Alternate Names : Arteriosclerosis, Hardening of the Arteries
Atherosclerosis refers to fatty
deposits formed under the inner lining of the blood vessels. The walls of the
vessels become thick and less elastic. The thickened areas are called
What is going on in the body?
Atherosclerosis occurs when fatty substances, cholesterol, cellular waste products, calcium, and other materials build up on the inside lining of the arteries. The buildup is more likely to be in parts of the artery that have been injured. It
usually occurs where the artery bends or branches. Once plaque builds up, it may cause the cells in the artery lining to make chemicals that cause more plaque buildup.
Two problems can result from the plaque.

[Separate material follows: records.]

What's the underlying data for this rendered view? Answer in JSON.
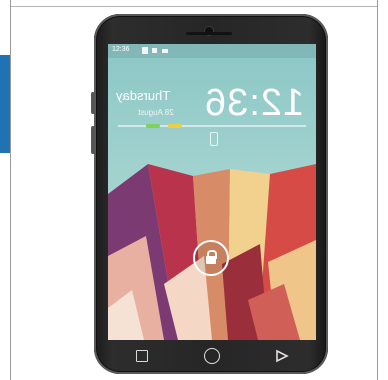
{
  "status_bar": {
    "time": "12:36"
  },
  "lockscreen": {
    "clock": "12:36",
    "day": "Thursday",
    "date": "28 August"
  },
  "colors": {
    "accent_blue": "#1f73b5",
    "phone_body": "#262626",
    "screen_sky": "#9dd0cd",
    "progress_green": "#7bd35a",
    "progress_yellow": "#f0cf3f",
    "lock_icon": "#ffffff"
  },
  "icons": {
    "lock": "lock-icon",
    "recent_apps": "square-icon",
    "home": "circle-icon",
    "back": "triangle-icon"
  }
}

First, the blood vessel can become narrow, preventing blood flow to the
area served by the artery. For example, if an artery to the heart becomes 80%
to 90% blocked, a person can develop
Second, the plaque can rupture and send a blood clot streaming through the
artery. A blood clot that goes to other parts of the body is called an embolus.
The embolus can be deposited in a smaller area of the artery or in another
artery, completely cutting off the blood supply. This blockage can cause a
heart attack, stroke, pulmonary
embolus, or other serious medical problem.
What are the causes and risks of the disease?
There are several factors that increase a person's risk of developing atherosclerosis, such as:
cigarette smoking and secondhand smoke
high blood cholesterol, especially a high level of LDL, the bad carrier for cholesterol
high blood pressure
high levels of triglycerides in the blood
lack of exercise